The firm recalled that in 2019, Nestlé’s profit after tax was up by 6.22% from the corresponding period in 2018. The growth was due to the pass through effect of enhanced sales which lifted by +6.67% and slower growth in production costs which dropped by +2.32% during the period.
Meanwhile, Nestlé continues to generate significant value for its shareholders, as the company’s return on equity (ROE) has maintained an upward trend from 62.45% in 2015 to 100.28% in 2019. The expansion in ROE has been fueled by steady climb in both net margin and asset turnover. Both came strong from 15.69% and 1.27x in 2015 to 16.08% and 1.47x in 2019.
Analysts at Meristem explained that the company’s financial leverage followed the same trend, after falling from its highpoint of 5.49x in 2016, to 3.27x in 2017. As at 2019, financial leverage stood at 4.24x, up from 3.23x in the corresponding period, bringing the 5-year average financial leverage ratio to 3.88x.
Increase Short-term Debts Pressure Liquidity Ratios
Based on its financial performance, analysts spotted that follows the financial leverage, there was increased short term debts pressure on liquidity ratio. Meristem stated that total interest-bearing debts for 2019 pegged at ₦13.21 billion, up from ₦8.34 billion in 2018.
Meanwhile, debt to equity ratio pegged higher at 0.29x, compared to 0.17x from the preceding period compare to 5-Year average of 0.68x. Both current and quick ratios declined slightly from 0.90x and 0.63x in 2018 to 0.85x and 0.58x in 2019.

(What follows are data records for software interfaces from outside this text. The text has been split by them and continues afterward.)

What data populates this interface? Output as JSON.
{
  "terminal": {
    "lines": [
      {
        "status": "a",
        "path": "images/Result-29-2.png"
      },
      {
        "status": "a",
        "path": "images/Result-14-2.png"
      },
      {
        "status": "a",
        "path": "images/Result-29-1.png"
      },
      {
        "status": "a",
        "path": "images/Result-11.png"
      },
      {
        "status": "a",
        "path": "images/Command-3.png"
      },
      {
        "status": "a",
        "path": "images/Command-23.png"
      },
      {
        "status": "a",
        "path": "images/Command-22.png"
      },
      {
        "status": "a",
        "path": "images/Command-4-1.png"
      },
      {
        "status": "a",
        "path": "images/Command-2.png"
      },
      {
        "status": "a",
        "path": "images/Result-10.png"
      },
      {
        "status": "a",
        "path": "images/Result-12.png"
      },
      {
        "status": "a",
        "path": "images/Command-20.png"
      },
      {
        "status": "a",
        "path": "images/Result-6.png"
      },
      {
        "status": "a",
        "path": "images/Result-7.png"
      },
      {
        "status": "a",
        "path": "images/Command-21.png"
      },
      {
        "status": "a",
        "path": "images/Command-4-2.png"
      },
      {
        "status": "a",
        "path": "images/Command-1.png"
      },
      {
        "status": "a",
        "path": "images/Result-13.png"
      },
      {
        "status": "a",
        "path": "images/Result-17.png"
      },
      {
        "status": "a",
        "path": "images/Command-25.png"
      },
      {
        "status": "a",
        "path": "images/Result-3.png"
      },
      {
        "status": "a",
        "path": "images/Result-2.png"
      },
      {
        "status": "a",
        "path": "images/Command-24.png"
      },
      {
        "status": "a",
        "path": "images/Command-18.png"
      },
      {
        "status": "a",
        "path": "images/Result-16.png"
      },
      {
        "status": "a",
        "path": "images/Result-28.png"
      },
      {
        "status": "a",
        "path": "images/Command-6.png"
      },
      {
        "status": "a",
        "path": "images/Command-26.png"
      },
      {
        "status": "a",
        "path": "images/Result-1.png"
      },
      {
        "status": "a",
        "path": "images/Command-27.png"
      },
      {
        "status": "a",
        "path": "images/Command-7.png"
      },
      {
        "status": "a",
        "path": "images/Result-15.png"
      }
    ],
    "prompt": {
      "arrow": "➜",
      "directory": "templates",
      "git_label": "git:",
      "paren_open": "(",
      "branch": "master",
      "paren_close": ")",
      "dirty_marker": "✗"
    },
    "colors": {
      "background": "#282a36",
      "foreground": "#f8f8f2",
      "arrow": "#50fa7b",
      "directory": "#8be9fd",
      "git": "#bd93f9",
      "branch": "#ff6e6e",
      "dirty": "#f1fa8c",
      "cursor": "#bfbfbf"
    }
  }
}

Analysts explained that the decline in liquidity ratio was driven by an increase in trade payables and short-term borrowings. The company’s cash position also slumped by 55.73% to ₦6.98 billion compare to ₦15.76 billion in the corresponding period.
As with the previous period, the company’s net working capital has remained negative, worsening by 97.14% to – ₦18.50 billion as at 2019. This was driven largely by a 36.28% increase in current liabilities to ₦125.54 billion as against a 29.37% climb in current assets to ₦107.04 billion.
In addition, the access to foreign exchange in the official window for the importation of milk and allied products is expected to provide succor to costs in the coming period.
“We identified risks to production and finance costs – stemming from unfavorable movement in foreign exchange and rise in operating expenses, mainly distribution and promotion costs, as downside risks to our outlook”, Meristem stated.
Nestlé Foods Nigeria Plc remained the most profitable consumer goods company in Nigeria over time, leveraging its market leadership position in the country’s teeming market – one whose population is projected to reach 300 million by the year 2030.
The company’s industry leadership and brand popularity constitute a formidable source of competitive advantage in the tightly contested race to capture market share.